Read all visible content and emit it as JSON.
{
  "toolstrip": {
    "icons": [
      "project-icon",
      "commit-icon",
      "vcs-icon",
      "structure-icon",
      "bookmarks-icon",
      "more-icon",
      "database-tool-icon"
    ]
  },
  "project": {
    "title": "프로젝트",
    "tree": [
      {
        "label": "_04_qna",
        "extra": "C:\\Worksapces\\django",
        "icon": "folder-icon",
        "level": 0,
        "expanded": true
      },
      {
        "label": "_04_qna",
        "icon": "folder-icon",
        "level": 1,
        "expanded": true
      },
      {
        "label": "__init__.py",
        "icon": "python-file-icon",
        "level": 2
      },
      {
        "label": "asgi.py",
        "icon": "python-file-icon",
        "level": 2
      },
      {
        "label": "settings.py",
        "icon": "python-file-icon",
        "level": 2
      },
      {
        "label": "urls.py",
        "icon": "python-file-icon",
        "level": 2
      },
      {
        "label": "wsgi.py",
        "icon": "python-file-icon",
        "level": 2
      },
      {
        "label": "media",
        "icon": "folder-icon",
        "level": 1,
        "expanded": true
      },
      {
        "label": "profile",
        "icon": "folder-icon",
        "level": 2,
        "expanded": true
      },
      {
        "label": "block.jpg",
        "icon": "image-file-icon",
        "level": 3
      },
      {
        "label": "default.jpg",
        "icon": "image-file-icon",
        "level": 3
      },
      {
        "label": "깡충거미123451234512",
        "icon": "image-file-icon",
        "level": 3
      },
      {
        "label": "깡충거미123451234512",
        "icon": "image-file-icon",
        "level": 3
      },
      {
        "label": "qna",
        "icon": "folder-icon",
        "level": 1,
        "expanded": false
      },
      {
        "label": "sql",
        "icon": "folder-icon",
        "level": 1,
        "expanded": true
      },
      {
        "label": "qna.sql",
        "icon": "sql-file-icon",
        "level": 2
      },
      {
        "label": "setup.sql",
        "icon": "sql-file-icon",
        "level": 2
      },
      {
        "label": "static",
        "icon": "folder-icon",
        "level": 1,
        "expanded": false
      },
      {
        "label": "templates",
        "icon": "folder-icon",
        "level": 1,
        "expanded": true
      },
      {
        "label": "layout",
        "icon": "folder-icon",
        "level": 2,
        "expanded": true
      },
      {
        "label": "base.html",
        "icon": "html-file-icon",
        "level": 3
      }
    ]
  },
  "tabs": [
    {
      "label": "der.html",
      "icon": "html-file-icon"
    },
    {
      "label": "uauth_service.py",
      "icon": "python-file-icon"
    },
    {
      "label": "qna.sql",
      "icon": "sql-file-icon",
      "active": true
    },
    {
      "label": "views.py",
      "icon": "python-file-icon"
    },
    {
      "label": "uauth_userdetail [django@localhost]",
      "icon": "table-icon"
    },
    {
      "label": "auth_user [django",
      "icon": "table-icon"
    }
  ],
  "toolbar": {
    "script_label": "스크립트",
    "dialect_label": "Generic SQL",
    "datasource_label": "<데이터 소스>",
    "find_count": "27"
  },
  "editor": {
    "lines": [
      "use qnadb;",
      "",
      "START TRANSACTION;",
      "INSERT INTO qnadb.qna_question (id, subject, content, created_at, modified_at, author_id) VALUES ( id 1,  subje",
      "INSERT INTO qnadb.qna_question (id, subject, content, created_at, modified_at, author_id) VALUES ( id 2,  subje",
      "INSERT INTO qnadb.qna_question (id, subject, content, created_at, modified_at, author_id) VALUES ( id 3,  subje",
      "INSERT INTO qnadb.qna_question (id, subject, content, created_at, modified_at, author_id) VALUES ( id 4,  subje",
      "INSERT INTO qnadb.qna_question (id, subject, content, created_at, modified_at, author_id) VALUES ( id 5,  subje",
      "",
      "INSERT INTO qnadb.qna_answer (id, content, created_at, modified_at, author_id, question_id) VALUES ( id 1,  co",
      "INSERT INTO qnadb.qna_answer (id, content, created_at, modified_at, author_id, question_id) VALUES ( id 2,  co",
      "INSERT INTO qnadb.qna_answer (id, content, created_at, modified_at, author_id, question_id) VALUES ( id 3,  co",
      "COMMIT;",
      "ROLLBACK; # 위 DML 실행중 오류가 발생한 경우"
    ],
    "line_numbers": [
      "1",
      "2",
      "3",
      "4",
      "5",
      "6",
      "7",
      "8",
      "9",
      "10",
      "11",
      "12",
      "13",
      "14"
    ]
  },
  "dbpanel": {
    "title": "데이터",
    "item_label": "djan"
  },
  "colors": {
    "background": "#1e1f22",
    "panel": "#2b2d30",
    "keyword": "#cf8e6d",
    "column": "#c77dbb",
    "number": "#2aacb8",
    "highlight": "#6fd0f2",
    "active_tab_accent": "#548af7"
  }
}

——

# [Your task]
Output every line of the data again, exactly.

# [Response to this exercise]
Read all visible content and emit it as JSON.
{
  "toolstrip": {
    "icons": [
      "project-icon",
      "commit-icon",
      "vcs-icon",
      "structure-icon",
      "bookmarks-icon",
      "more-icon",
      "database-tool-icon"
    ]
  },
  "project": {
    "title": "프로젝트",
    "tree": [
      {
        "label": "_04_qna",
        "extra": "C:\\Worksapces\\django",
        "icon": "folder-icon",
        "level": 0,
        "expanded": true
      },
      {
        "label": "_04_qna",
        "icon": "folder-icon",
        "level": 1,
        "expanded": true
      },
      {
        "label": "__init__.py",
        "icon": "python-file-icon",
        "level": 2
      },
      {
        "label": "asgi.py",
        "icon": "python-file-icon",
        "level": 2
      },
      {
        "label": "settings.py",
        "icon": "python-file-icon",
        "level": 2
      },
      {
        "label": "urls.py",
        "icon": "python-file-icon",
        "level": 2
      },
      {
        "label": "wsgi.py",
        "icon": "python-file-icon",
        "level": 2
      },
      {
        "label": "media",
        "icon": "folder-icon",
        "level": 1,
        "expanded": true
      },
      {
        "label": "profile",
        "icon": "folder-icon",
        "level": 2,
        "expanded": true
      },
      {
        "label": "block.jpg",
        "icon": "image-file-icon",
        "level": 3
      },
      {
        "label": "default.jpg",
        "icon": "image-file-icon",
        "level": 3
      },
      {
        "label": "깡충거미123451234512",
        "icon": "image-file-icon",
        "level": 3
      },
      {
        "label": "깡충거미123451234512",
        "icon": "image-file-icon",
        "level": 3
      },
      {
        "label": "qna",
        "icon": "folder-icon",
        "level": 1,
        "expanded": false
      },
      {
        "label": "sql",
        "icon": "folder-icon",
        "level": 1,
        "expanded": true
      },
      {
        "label": "qna.sql",
        "icon": "sql-file-icon",
        "level": 2
      },
      {
        "label": "setup.sql",
        "icon": "sql-file-icon",
        "level": 2
      },
      {
        "label": "static",
        "icon": "folder-icon",
        "level": 1,
        "expanded": false
      },
      {
        "label": "templates",
        "icon": "folder-icon",
        "level": 1,
        "expanded": true
      },
      {
        "label": "layout",
        "icon": "folder-icon",
        "level": 2,
        "expanded": true
      },
      {
        "label": "base.html",
        "icon": "html-file-icon",
        "level": 3
      }
    ]
  },
  "tabs": [
    {
      "label": "der.html",
      "icon": "html-file-icon"
    },
    {
      "label": "uauth_service.py",
      "icon": "python-file-icon"
    },
    {
      "label": "qna.sql",
      "icon": "sql-file-icon",
      "active": true
    },
    {
      "label": "views.py",
      "icon": "python-file-icon"
    },
    {
      "label": "uauth_userdetail [django@localhost]",
      "icon": "table-icon"
    },
    {
      "label": "auth_user [django",
      "icon": "table-icon"
    }
  ],
  "toolbar": {
    "script_label": "스크립트",
    "dialect_label": "Generic SQL",
    "datasource_label": "<데이터 소스>",
    "find_count": "27"
  },
  "editor": {
    "lines": [
      "use qnadb;",
      "",
      "START TRANSACTION;",
      "INSERT INTO qnadb.qna_question (id, subject, content, created_at, modified_at, author_id) VALUES ( id 1,  subje",
      "INSERT INTO qnadb.qna_question (id, subject, content, created_at, modified_at, author_id) VALUES ( id 2,  subje",
      "INSERT INTO qnadb.qna_question (id, subject, content, created_at, modified_at, author_id) VALUES ( id 3,  subje",
      "INSERT INTO qnadb.qna_question (id, subject, content, created_at, modified_at, author_id) VALUES ( id 4,  subje",
      "INSERT INTO qnadb.qna_question (id, subject, content, created_at, modified_at, author_id) VALUES ( id 5,  subje",
      "",
      "INSERT INTO qnadb.qna_answer (id, content, created_at, modified_at, author_id, question_id) VALUES ( id 1,  co",
      "INSERT INTO qnadb.qna_answer (id, content, created_at, modified_at, author_id, question_id) VALUES ( id 2,  co",
      "INSERT INTO qnadb.qna_answer (id, content, created_at, modified_at, author_id, question_id) VALUES ( id 3,  co",
      "COMMIT;",
      "ROLLBACK; # 위 DML 실행중 오류가 발생한 경우"
    ],
    "line_numbers": [
      "1",
      "2",
      "3",
      "4",
      "5",
      "6",
      "7",
      "8",
      "9",
      "10",
      "11",
      "12",
      "13",
      "14"
    ]
  },
  "dbpanel": {
    "title": "데이터",
    "item_label": "djan"
  },
  "colors": {
    "background": "#1e1f22",
    "panel": "#2b2d30",
    "keyword": "#cf8e6d",
    "column": "#c77dbb",
    "number": "#2aacb8",
    "highlight": "#6fd0f2",
    "active_tab_accent": "#548af7"
  }
}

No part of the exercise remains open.